The FTSE indices are reviewed once every quarter. This means the constituents of each index changes in March, June, September and December.
This ranks all of the members of the FTSE 100, FTSE 250 and FTSE SmallCap indices by their market cap to determine what companies should be included in what index.
Any member of the FTSE 100 that ranks 111th or below on the day of the review is automatically demoted to the FTSE 250, and replaced by the FTSE 250 companies that have moved up the list to rank above 90.
Those FTSE 250 members that fall below a ranking of 376 are ejected from the index and replaced by companies in the FTSE SmallCap index that have moved above 325 on the list.
Importantly, the review is also a time when any new listings are taken into account. If a company has gone public since the last review and is big enough to qualify for an index, then it will be included.
Why is the FTSE index review important?
The FTSE index review is important for those stocks that are affected by the shake-up as it determines what index they sit in.

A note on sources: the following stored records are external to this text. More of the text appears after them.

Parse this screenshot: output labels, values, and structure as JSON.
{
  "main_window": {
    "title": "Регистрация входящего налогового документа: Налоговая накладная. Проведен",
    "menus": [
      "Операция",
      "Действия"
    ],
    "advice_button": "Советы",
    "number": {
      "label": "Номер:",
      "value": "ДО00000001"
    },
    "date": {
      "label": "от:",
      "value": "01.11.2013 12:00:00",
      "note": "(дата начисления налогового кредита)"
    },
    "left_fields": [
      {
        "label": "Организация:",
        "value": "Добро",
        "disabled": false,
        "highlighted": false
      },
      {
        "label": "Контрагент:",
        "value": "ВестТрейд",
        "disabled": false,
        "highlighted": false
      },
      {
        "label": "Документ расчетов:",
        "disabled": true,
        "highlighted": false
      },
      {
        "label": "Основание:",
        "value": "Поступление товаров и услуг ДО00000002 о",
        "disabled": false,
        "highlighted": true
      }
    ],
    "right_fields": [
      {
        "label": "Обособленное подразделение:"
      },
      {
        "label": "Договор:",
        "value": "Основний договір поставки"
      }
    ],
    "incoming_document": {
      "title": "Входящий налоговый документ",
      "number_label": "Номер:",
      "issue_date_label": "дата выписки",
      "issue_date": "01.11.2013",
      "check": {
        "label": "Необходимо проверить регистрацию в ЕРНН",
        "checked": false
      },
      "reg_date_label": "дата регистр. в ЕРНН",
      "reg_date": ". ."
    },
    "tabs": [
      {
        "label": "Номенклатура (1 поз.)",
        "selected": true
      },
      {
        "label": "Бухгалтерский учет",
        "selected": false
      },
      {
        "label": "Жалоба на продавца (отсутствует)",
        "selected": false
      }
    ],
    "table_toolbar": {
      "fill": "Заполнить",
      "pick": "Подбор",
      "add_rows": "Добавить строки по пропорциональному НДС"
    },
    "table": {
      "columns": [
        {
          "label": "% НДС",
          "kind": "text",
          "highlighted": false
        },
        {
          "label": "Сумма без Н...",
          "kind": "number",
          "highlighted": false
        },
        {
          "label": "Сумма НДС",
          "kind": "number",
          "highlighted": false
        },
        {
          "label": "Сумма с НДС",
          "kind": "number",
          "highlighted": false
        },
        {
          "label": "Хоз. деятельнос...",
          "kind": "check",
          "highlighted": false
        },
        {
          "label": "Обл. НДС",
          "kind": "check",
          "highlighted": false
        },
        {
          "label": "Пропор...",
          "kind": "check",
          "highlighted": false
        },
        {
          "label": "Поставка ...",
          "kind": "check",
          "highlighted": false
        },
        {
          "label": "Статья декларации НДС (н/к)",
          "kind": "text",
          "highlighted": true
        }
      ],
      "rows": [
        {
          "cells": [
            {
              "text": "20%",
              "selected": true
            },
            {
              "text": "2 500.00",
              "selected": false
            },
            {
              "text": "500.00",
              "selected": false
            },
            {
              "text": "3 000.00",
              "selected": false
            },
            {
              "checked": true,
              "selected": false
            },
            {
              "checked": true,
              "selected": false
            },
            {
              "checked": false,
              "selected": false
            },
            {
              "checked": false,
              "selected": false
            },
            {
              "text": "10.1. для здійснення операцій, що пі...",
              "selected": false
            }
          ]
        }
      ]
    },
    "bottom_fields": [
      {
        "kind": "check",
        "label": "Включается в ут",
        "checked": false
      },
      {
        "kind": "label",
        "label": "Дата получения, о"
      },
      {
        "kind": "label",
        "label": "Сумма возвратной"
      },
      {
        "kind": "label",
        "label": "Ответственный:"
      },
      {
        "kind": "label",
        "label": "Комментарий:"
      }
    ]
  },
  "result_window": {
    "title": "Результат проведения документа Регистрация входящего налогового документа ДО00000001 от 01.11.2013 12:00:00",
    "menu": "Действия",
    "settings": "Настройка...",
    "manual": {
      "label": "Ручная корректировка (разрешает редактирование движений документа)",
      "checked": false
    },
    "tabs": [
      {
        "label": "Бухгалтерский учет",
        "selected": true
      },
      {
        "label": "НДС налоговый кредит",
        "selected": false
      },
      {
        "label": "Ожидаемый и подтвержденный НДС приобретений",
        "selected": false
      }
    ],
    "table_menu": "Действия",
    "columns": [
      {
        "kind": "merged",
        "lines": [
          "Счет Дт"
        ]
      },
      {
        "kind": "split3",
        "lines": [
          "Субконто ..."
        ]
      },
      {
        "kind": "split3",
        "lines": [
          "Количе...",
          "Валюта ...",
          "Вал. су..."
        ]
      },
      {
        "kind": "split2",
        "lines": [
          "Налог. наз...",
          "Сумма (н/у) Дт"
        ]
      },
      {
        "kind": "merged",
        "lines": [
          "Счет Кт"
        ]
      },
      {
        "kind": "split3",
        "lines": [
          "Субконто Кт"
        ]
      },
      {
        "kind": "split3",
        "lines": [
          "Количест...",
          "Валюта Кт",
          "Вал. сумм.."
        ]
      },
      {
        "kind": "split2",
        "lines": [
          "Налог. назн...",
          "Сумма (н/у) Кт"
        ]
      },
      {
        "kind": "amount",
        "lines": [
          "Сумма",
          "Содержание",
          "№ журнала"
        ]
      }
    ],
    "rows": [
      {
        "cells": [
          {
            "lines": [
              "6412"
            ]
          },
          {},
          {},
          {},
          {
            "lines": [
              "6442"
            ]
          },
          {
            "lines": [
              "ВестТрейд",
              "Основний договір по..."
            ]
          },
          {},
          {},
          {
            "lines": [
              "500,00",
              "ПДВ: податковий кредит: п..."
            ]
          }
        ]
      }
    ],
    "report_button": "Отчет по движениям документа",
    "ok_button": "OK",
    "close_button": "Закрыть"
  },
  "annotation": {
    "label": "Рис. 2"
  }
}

This can impact their appeal to institutional investors and pension funds that may only invest in stocks in a particular index. For example, if a stock falls out of the FTSE 100 then it also falls off the radar of any investors exclusively focused on that index and replaced by whatever stock is promoted from the FTSE 250. This is particularly true for those stocks that fall out of the FTSE 250 as they lose their place among the UK’s largest companies altogether.